3. Cup bugs; don’t kill them. Got a bee in the house? Instead of unloading a stream of toxic insecticide, try this easy trick. Put a clear glass over the critter when it’s on a flat surface, such as a window. Next, slide a sheet of paper under the glass. Then just hold the glass out the window or back door and let the bug fly free.
4. Try organic produce – but only when it really counts. Studies show that pesticides in tubers and root veggies, like potatoes and carrots, are in the body of the veggie itself, so washing or peeling doesn’t get rid of them. Changing to widely available organic root vegetables won’t put much of a dent in your wallet, and your family and the earth will be ingesting fewer pesticides.
5. Check your tire pressure. Your car manual (or the manufacturer’s website) will list the proper inflation. Whether you drive a hybrid or a Humvee, your gas mileage will improve when your tires are properly inflated. And better mileage will conserve natural resources and your hard-earned cash.
6. Knot your plastic bags. Sure, in the ideal world, you bring your own organic-cotton carrier bags when you shop, and you always recycle your plastic bags at the supermarket. But sometimes real life doesn’t work out quite like that. So before you toss a bag in the trash, take two seconds to tie a knot in the middle. Why? The knot weighs the bag down, so it’s less likely to pollute trees and waterways.
7. Run full laundry loads. A small load uses more than half the water of a large load, so doing one full load is more efficient than doing a couple of smaller ones. And try switching from hot to cold or warm water for most loads – 90 percent of the energy used by a washing machine comes from just heating the water!
8. Go vintage. If it’s good enough for Julia Roberts and Angelina Jolie, it’s good enough for you. The next time you need a party dress, hit your local vintage shop instead of the mall. You can find some real treasures and save yourself some real cash.
9. Boil only as much water as you need. Just making a cup or two of tea or cocoa? Don’t fill the kettle all the way. Heating up an overfilled kettle takes more time and uses more power. Try an electric kettle instead – it brings water to a boil faster than your stove, and most have a fill line so you can easily see how much water you’re putting in.
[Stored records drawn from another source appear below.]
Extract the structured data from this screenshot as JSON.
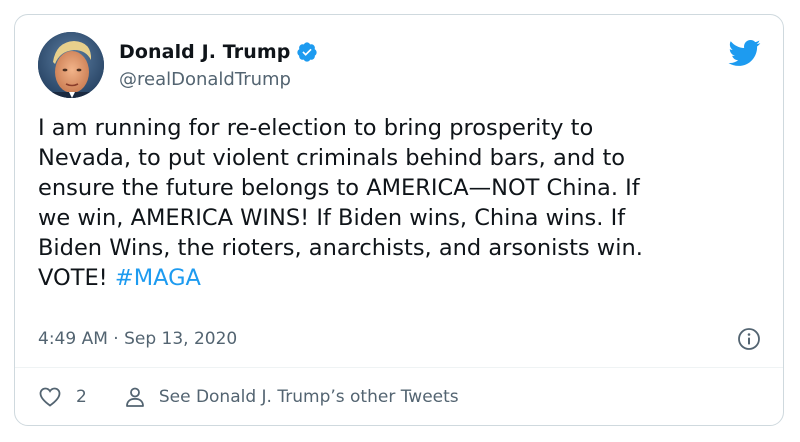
{
  "author": {
    "display_name": "Donald J. Trump",
    "handle": "@realDonaldTrump",
    "verified": true
  },
  "tweet": {
    "lines": [
      "I am running for re-election to bring prosperity to",
      "Nevada, to put violent criminals behind bars, and to",
      "ensure the future belongs to AMERICA—NOT China. If",
      "we win, AMERICA WINS! If Biden wins, China wins. If",
      "Biden Wins, the rioters, anarchists, and arsonists win."
    ],
    "last_line_prefix": "VOTE! ",
    "hashtag": "#MAGA",
    "timestamp": "4:49 AM · Sep 13, 2020"
  },
  "actions": {
    "like_count": "2",
    "other_tweets_label": "See Donald J. Trump’s other Tweets"
  },
  "icons": {
    "brand": "twitter-bird-icon",
    "verified": "verified-badge-icon",
    "info": "info-icon",
    "like": "heart-icon",
    "profile": "person-icon"
  },
  "colors": {
    "accent": "#1d9bf0",
    "text": "#0f1419",
    "secondary": "#536471",
    "border": "#cfd9de"
  }
}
10. Turn off the tap when you brush your teeth. Keeping the faucet running can waste four gallons of water each time. Multiply that by twice a day and four people, and that’s 32 gallons of wasted water every day! Put a sticky note on the bathroom mirrors to remind everyone, and it’ll become second nature in no time.